Living in each other’s shoes also allows them to truly see each other for the first time without their judgement being coloured by animosity. Corinna has always regarded Ian as a “cretin” and a reprobate but is struck speechless when Ian’s friend, the Marquess of Drake, believing Corinna to be Ian, tells him that he is decent, honourable and a loyal friend. Corinna is also surprised to discover the careful records Ian keeps for his several estates, his successful horse breeding business and the family’s finances. He also cares deeply for his family and is liked and respected by his servants.
Ian has always been secretly impressed by Corinna’s beauty, intelligence, wit and boldness but always thought her blood ran with ice rather than hot, feminine need. He is therefore surprised to discover that she had numerous suitors over the years but has refused them all. He is left to ponder the real reason why.

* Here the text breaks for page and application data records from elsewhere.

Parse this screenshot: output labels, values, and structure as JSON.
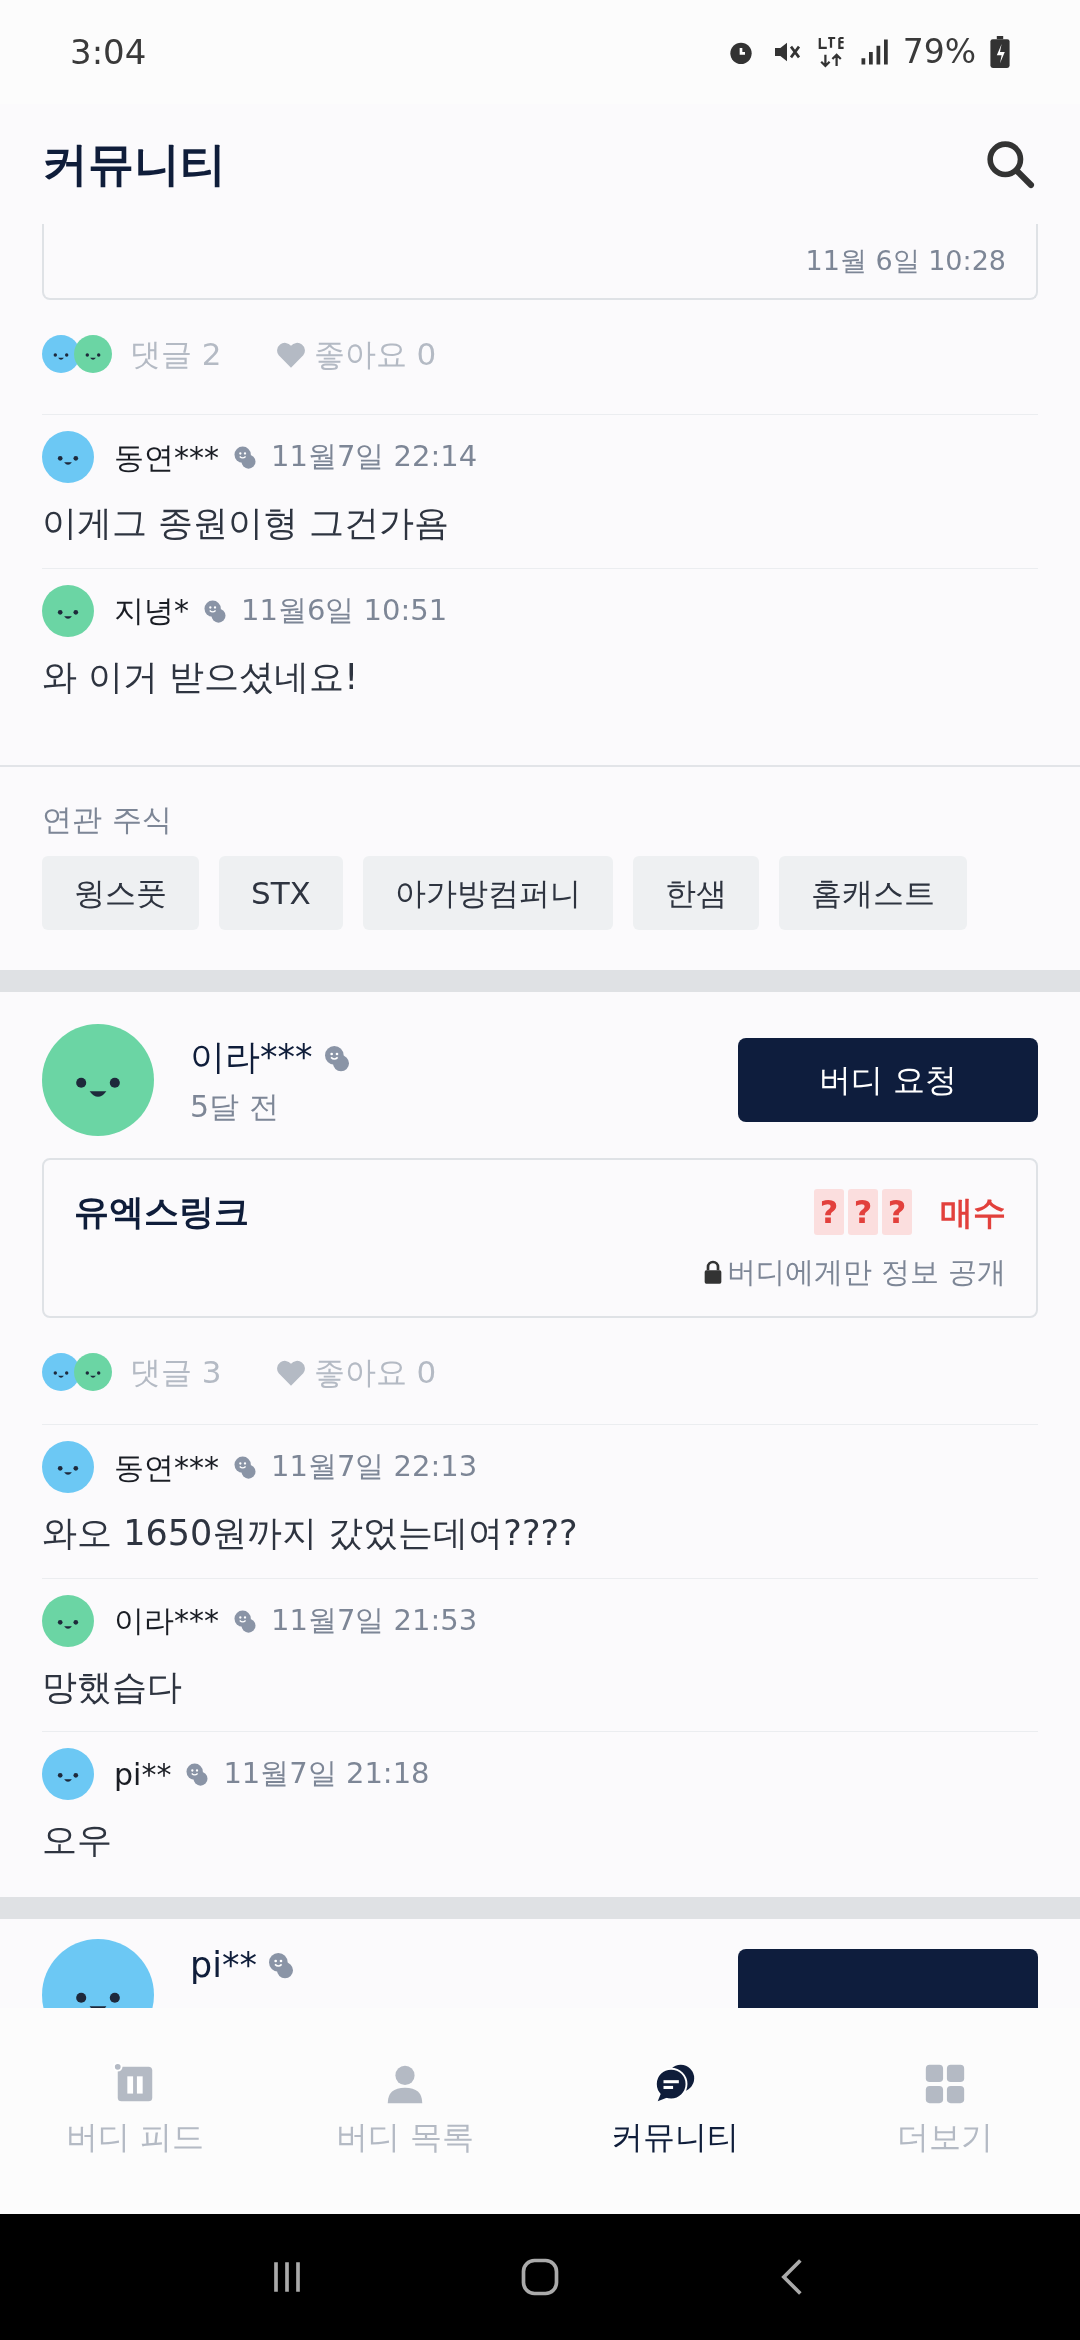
{
  "status_bar": {
    "time": "3:04",
    "battery": "79%"
  },
  "header": {
    "title": "커뮤니티"
  },
  "post_top": {
    "card_date": "11월 6일 10:28",
    "reactions": {
      "avatars": [
        {
          "color": "#6cc8f4"
        },
        {
          "color": "#6bd5a4"
        }
      ],
      "comments": "댓글 2",
      "likes": "좋아요 0"
    },
    "comments": [
      {
        "name": "동연***",
        "color": "#6cc8f4",
        "time": "11월7일 22:14",
        "text": "이게그 종원이형 그건가욤"
      },
      {
        "name": "지녕*",
        "color": "#6bd5a4",
        "time": "11월6일 10:51",
        "text": "와 이거 받으셨네요!"
      }
    ],
    "related": {
      "label": "연관 주식",
      "stocks": [
        "윙스풋",
        "STX",
        "아가방컴퍼니",
        "한샘",
        "홈캐스트"
      ]
    }
  },
  "post": {
    "author": {
      "name": "이라***",
      "color": "#6bd5a4",
      "time": "5달 전"
    },
    "button": "버디 요청",
    "card": {
      "stock": "유엑스링크",
      "masked": [
        "?",
        "?",
        "?"
      ],
      "action": "매수",
      "note": "버디에게만 정보 공개"
    },
    "reactions": {
      "avatars": [
        {
          "color": "#6cc8f4"
        },
        {
          "color": "#6bd5a4"
        }
      ],
      "comments": "댓글 3",
      "likes": "좋아요 0"
    },
    "comments": [
      {
        "name": "동연***",
        "color": "#6cc8f4",
        "time": "11월7일 22:13",
        "text": "와오 1650원까지 갔었는데여????"
      },
      {
        "name": "이라***",
        "color": "#6bd5a4",
        "time": "11월7일 21:53",
        "text": "망했습다"
      },
      {
        "name": "pi**",
        "color": "#6cc8f4",
        "time": "11월7일 21:18",
        "text": "오우"
      }
    ]
  },
  "post_partial": {
    "author": {
      "name": "pi**",
      "color": "#6cc8f4"
    }
  },
  "bottom_nav": [
    {
      "kind": "feed",
      "label": "버디 피드",
      "selected": false
    },
    {
      "kind": "person",
      "label": "버디 목록",
      "selected": false
    },
    {
      "kind": "chat",
      "label": "커뮤니티",
      "selected": true
    },
    {
      "kind": "grid",
      "label": "더보기",
      "selected": false
    }
  ]
}
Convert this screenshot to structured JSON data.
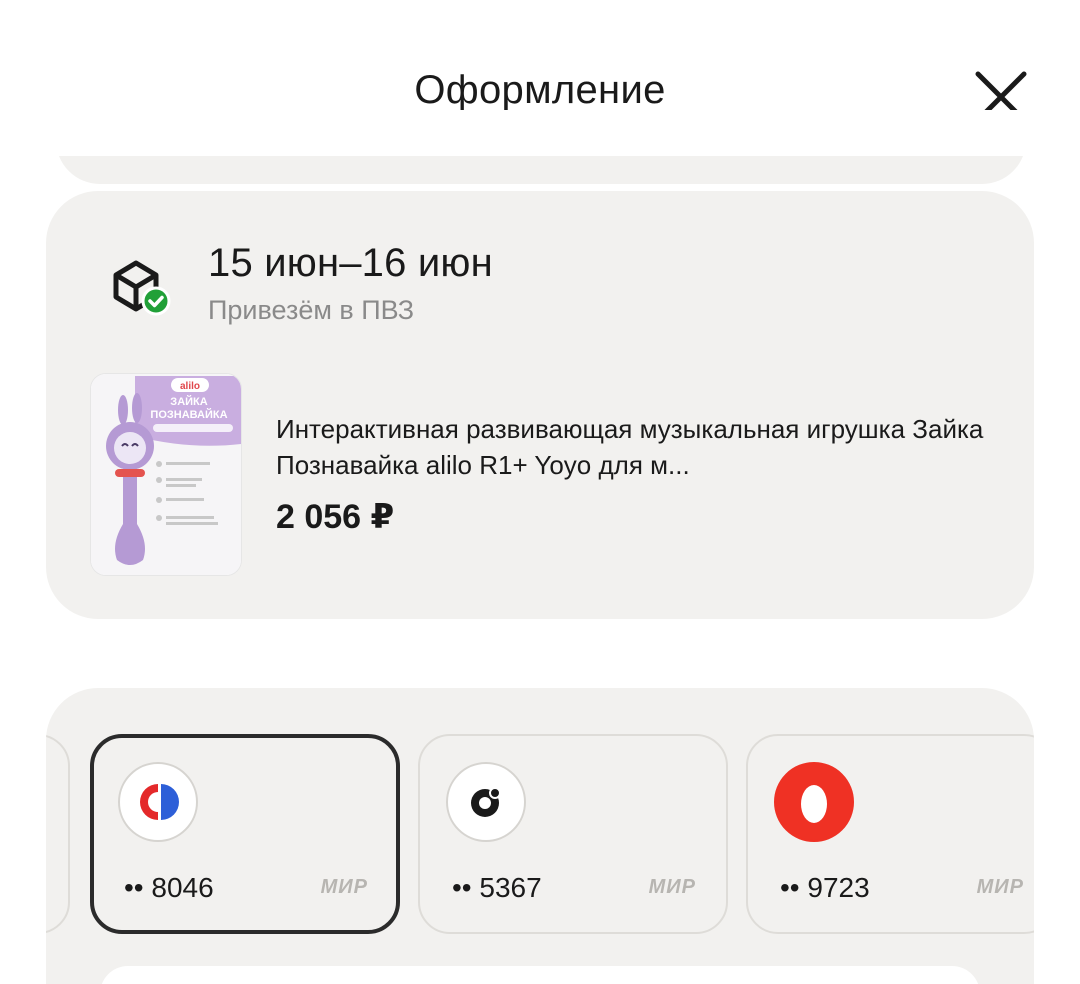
{
  "header": {
    "title": "Оформление",
    "close_icon": "close-icon"
  },
  "delivery": {
    "icon": "box-check-icon",
    "dates": "15 июн–16 июн",
    "subtitle": "Привезём в ПВЗ",
    "product": {
      "image_brand": "alilo",
      "image_title_1": "ЗАЙКА",
      "image_title_2": "ПОЗНАВАЙКА",
      "name": "Интерактивная развивающая музыкальная игрушка Зайка Познавайка alilo R1+ Yoyo для м...",
      "price": "2 056 ₽"
    }
  },
  "payment": {
    "cards": [
      {
        "number": "•• 8046",
        "system": "МИР",
        "bank_icon": "bank-logo-mts-icon",
        "selected": true
      },
      {
        "number": "•• 5367",
        "system": "МИР",
        "bank_icon": "bank-logo-ozon-icon",
        "selected": false
      },
      {
        "number": "•• 9723",
        "system": "МИР",
        "bank_icon": "bank-logo-alfa-icon",
        "selected": false
      }
    ]
  },
  "colors": {
    "card_bg": "#f2f1ef",
    "accent_green": "#21a038",
    "alfa_red": "#ef3124",
    "selected_border": "#2b2b2b"
  }
}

Once they return to their own bodies, they are consumed with all sorts of emotions they have never felt before. Ms Ashe captured all their confusion, doubts, anguish and passion so well.
She resisted the urge to flee. Perhaps making love to him for an entire night, or at all, had not been such a good idea. She ought to have allowed her unrequited admiration to fade into sensible oblivion over months, perhaps years, without the memories of his touch to tease her. The ache inside her was unbearable.
Now deeper inside him, harder than lust or passion, an ache grew, and the power of it filled his arms, his entire body. For years he had wanted her yet told himself he didn’t, but only because he could not have her.
I was really rooting for them to confess their love for each other.
I loved Ian’s friends and do hope they each get their own stories. I also liked Ian’s younger brother, Gregory, who with Ian’s guidance, had grown into a decent young man.
Other reviewers have already mentioned the Americanisms that crept in and the incorrect forms of the address for the male characters and so I won’t labour the point. It just seems a pity that these are issues that could so easily have been remedied.
I would have liked an Epilogue because I wanted to see Ian and Corinna enjoying their hard-fought Happy Ever After but it certainly didn’t spoil my enjoyment of the book.
MY VERDICT: A thoroughly entertaining and refreshingly different story.
REVIEW RATING: 4/5 STARS
SENSUALITY RATING: WARM
Read July 2016
Twist series to date (click on the book covers for more details):